I would bet even. I think you're pretty accurate on that reason being is once we get reliability under our belts, the data can come up faster. There's a lot of innovative companies that are doing stuff like you guys are that is going to get us to that spot. Technology is keeping up. We're looking at stuff that you can do with your iPhone that you never would've thought you could do. Now that we're seeing that creep into the directional market, anything is possible.

It's interesting you say once we get reliability under control. It's an ever changing game, isn't it?


We make the MWD better, and then the bit gets better, and the agitators get stronger, and then we had to make the MWD better again. It's just this never ending game to play.

That's right, but there's a lot more eyes, I think, on the MWD systems, again, like you guys, us, we're taking off one little bit of reliability to innovate and focus on. We know we can't do a whole bunch nor do we want to do a whole bunch.

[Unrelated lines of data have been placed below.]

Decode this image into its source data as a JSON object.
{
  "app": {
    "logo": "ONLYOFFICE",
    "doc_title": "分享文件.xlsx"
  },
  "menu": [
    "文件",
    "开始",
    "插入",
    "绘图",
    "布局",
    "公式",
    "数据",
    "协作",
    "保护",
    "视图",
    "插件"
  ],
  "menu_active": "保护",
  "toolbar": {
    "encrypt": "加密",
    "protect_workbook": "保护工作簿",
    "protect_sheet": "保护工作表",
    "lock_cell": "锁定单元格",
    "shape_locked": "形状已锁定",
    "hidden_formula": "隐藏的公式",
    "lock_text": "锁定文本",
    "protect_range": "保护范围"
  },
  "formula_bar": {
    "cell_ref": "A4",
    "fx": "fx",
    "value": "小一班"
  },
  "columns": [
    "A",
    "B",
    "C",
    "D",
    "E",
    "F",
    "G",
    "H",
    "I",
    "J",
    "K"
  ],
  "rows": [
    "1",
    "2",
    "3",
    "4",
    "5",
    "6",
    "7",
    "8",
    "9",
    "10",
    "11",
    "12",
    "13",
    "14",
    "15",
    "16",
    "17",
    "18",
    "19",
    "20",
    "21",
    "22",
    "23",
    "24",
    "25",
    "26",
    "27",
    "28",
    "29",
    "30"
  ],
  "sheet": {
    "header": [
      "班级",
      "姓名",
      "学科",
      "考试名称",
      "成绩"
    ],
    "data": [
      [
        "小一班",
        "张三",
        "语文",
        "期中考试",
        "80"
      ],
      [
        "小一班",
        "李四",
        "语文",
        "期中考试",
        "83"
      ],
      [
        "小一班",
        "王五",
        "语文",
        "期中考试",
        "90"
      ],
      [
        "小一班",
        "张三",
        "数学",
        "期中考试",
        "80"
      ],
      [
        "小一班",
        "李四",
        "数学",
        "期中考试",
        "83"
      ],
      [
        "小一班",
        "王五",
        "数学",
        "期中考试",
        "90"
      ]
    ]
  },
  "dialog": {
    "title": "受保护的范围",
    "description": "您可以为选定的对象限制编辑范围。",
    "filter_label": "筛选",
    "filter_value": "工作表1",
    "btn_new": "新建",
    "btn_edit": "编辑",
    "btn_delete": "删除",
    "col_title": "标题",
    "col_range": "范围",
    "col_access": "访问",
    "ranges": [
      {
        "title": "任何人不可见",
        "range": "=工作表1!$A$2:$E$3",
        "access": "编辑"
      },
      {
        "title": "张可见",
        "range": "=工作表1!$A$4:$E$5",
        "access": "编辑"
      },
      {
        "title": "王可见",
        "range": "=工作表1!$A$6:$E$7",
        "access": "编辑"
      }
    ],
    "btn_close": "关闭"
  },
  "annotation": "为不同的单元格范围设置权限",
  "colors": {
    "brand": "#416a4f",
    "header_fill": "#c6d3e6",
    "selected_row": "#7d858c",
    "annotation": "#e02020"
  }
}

We want to focus on our little niche part and add that to the market where you guys are doing so much more on the electronics end. I think once these start marrying, we can keep up to what's going on.

Well, it's an interesting question, is the future integrated or modular? Do you think one group can make a more reliable system overall with an integrated design, or do you think it's actually going to yield more reliability to have different groups focused on their different expertises and then bring that system together outside of any one company?

I think one company is going to bring forth the majority of it. It was like GE in the old days, here's the old tensor tool. Then you saw little branches of companies bringing things out, and was it better? You know, not really. There's some good stuff that came out, but there was a lot of real misses on that. I think one company as a core if they have enough funding and enough intelligence behind them is going to bring a lot to the table. There may be a couple of groups that complement those innovations. You never know. That's the thing with innovation. Somebody just may walk up with the next best thing that none of us were looking at.

Blow you away.

Yeah. That's the beauty of technology.

Well, any other thoughts to share with us before we wrap up?

No, I just really thank you guys for having us down and appreciate the tour and kudos to what you guys have going on. I encourage everybody to come check it out.

Well, thanks for joining us on the podcast.

Thanks for having me.

I'm Ken Miller.

I'm David Erdos.

Our guest today has been Des Anderson.

Thanks for having me.

Des, remind everybody of your company's name.

Standard Directional Services.

Standard Directional. Check out our sponsor, Gibson Reports, excellent MWD and directional drilling and market share reports, gibsonreports.com. Thank you.

Thank you.